The hideous act of forceful conversion of Christian girls to Islamic faith demonstrates the intolerance and perfidy of a sect that has no respect for modern values. While Nigeria is the target of Boko Haram, its philosophy can be put in global context. It shares values and goals with the Taliban, Al Shabaab, Jemaah Islamiah, and Al Qaeda,” he alleged.

He disagreed with views that Boko Haram is a product of poverty, lack of education, or poor governance.

“Osama Bin Laden and Ayman Mohammed Rabie al-Zawahiri, leaders of Al Qaeda were not only highly educated, but from wealthy backgrounds. Umar Farouk Abdulmutallab, the Nigerian who attempted to detonate underwear explosives, had the best of education in West African and Europe, and also from a wealthy background,” he said.

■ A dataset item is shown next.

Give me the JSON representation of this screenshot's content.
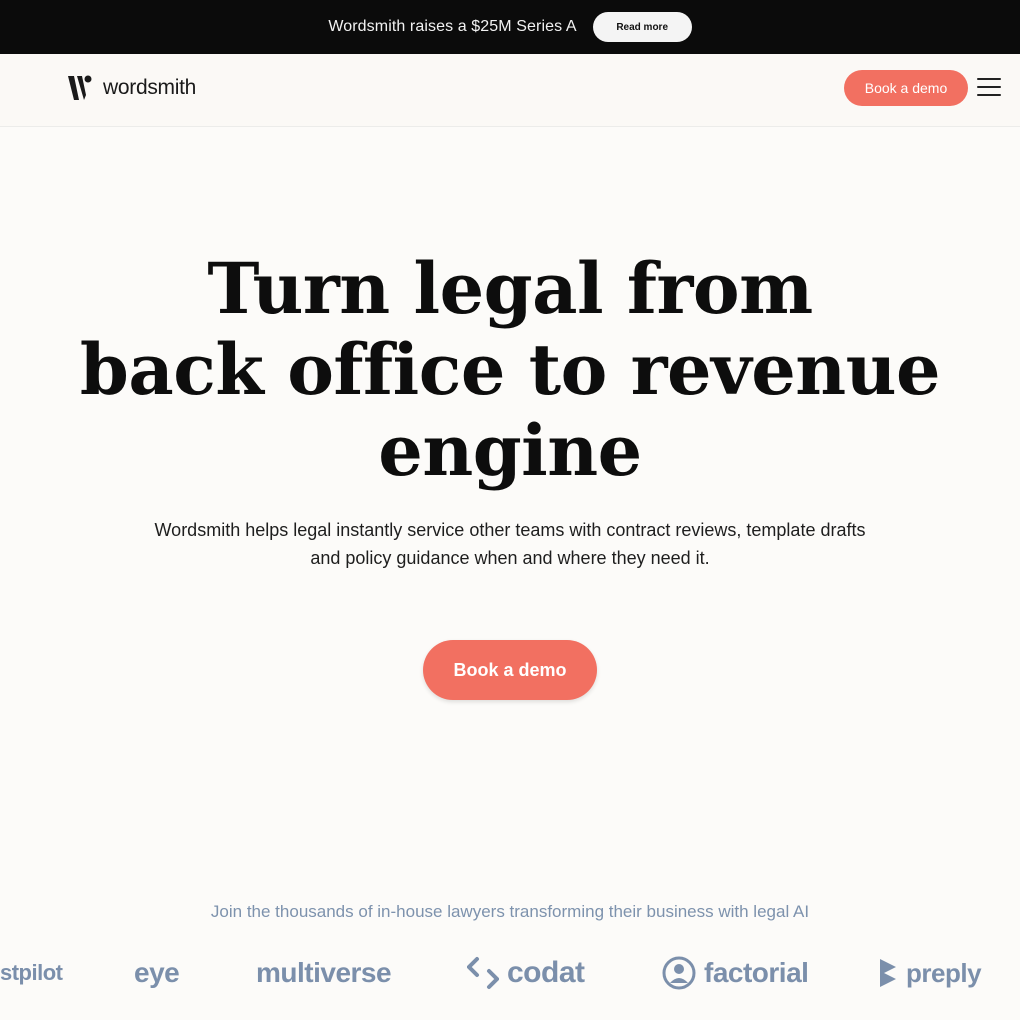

According to him, while abduction of the girls is appalling, it should not detract the focus on the larger picture. “The sect is closing in on the Federal Capital to achieve its primary objective. A city that appeared fortified after the initial wave of attacks appears so vulnerable in the past few weeks. More threats have been issued by the sect. It is certainly foolhardy to ignore or assume it lacks the will or capability to make good its threats. In other words a devastating attack on Abuja could change the course of Nigerian history,” he warned.

He was not impressed with government’s the handling of the abduction. “It is anything but close to what is witnessed in other countries during disasters. The news that the military had rescued the girls turned out to be false. The claim that the military was misled to issue its claim to have rescued the girls defies logic.

There was no coherent flow of information from government, if they had or had sought any. Information gleaned from foreign media interviews of the parents of abducted girls suggest very little coordinated efforts had been made to salvage the situation. Foreign media reported little, if any meaningful, security presence in the affected area.

The fear and scare on the faces of girls that escaped was painful to watch. They now dread going back to school”.